It is recommended that college students get at least 7–8 hours of sleep per night.  Consistently getting less than 6 hours of sleep has been shown to decrease academic performance, so staying up all night to study is actually more likely to hurt than to help!


If you’re having sleep problems (or are not getting enough sleep), you may be experiencing the following symptoms:

  • Constant fatigue/exhaustion
  • Increased movement/Irregular breathing during sleep
  • Restlessness/difficulty falling asleep
  • Irritability
  • Feeling overwhelmed
  • Frequent headaches


A lot of the time, sleep problems can be cured by a simple change of routine. Some tips to help improve your sleep include:

  • Leave at least 30 minutes between studying/doing work and going to bed. This includes putting down your phone, laptop and other electronic screens. Let your brain relax before you put your head down to rest.
  • Try drinking a glass of milk before bed really can help you sleep! Milk contains an enzyme called tryptophan that induces drowsiness.
  • Avoid caffeine for a few hours before you plan to go to bed and try not to eat directly before going to sleep.
  • Napping is a tricky. For some, napping during the day can be a great way to catch up on sleep. But if you suffer from insomnia, napping might actually make it more difficult to sleep at night. In this case, try doing some relaxation exercises such as meditation or yoga during the day or before bed.

When to Seek Medical Attention

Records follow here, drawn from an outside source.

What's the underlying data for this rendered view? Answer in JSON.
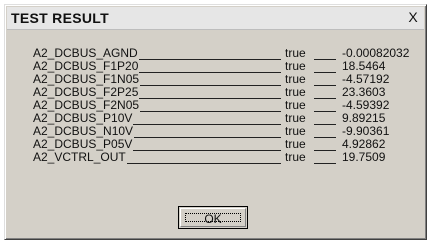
{
  "window": {
    "title": "TEST RESULT",
    "close_label": "X"
  },
  "results": [
    {
      "name": "A2_DCBUS_AGND",
      "status": "true",
      "value": "-0.00082032"
    },
    {
      "name": "A2_DCBUS_F1P20",
      "status": "true",
      "value": "18.5464"
    },
    {
      "name": "A2_DCBUS_F1N05",
      "status": "true",
      "value": "-4.57192"
    },
    {
      "name": "A2_DCBUS_F2P25",
      "status": "true",
      "value": "23.3603"
    },
    {
      "name": "A2_DCBUS_F2N05",
      "status": "true",
      "value": "-4.59392"
    },
    {
      "name": "A2_DCBUS_P10V",
      "status": "true",
      "value": "9.89215"
    },
    {
      "name": "A2_DCBUS_N10V",
      "status": "true",
      "value": "-9.90361"
    },
    {
      "name": "A2_DCBUS_P05V",
      "status": "true",
      "value": "4.92862"
    },
    {
      "name": "A2_VCTRL_OUT",
      "status": "true",
      "value": "19.7509"
    }
  ],
  "buttons": {
    "ok_label": "OK"
  }
}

If a change in your behavior/routine is not enough to help you sleep better, you may be dealing with a sleep disorder. There are several types of sleep disorders, including sleep apnea, insomnia, and restless leg syndrome (RLS). Consult with your doctor if symptoms persist. They may refer you to a sleep specialist who will provide you with a proper diagnosis and treatment plan.

Causes & Prevention

Most sleep problems are brought on by stress and anxiety. In a college atmosphere, that stress usually stems from exams, homework, and problems/issues in your social and personal life. Sleep problems can usually be avoided by maintaining a healthy lifestyle, which includes proper nutrition and regular physical activity. Sticking to a routine can also help create healthy sleep habits. Try to be consistent with the times you go to bed and wake up.

Sometimes the issue isn’t actually a sleep problem but is just the result of not scheduling enough time to sleep. Make sure that you are not so over-scheduled that you literally do not have 7–8 hours of free to devote to sleep. Also, be aware that certain medications (stimulants, decongestants) and alcohol or drug use can interfere with normal sleep patterns.

Make sure you get enough sleep, physical activity, and proper nutrition.
Meditation can be a simple and effective way to manage stress. Click to Learn More.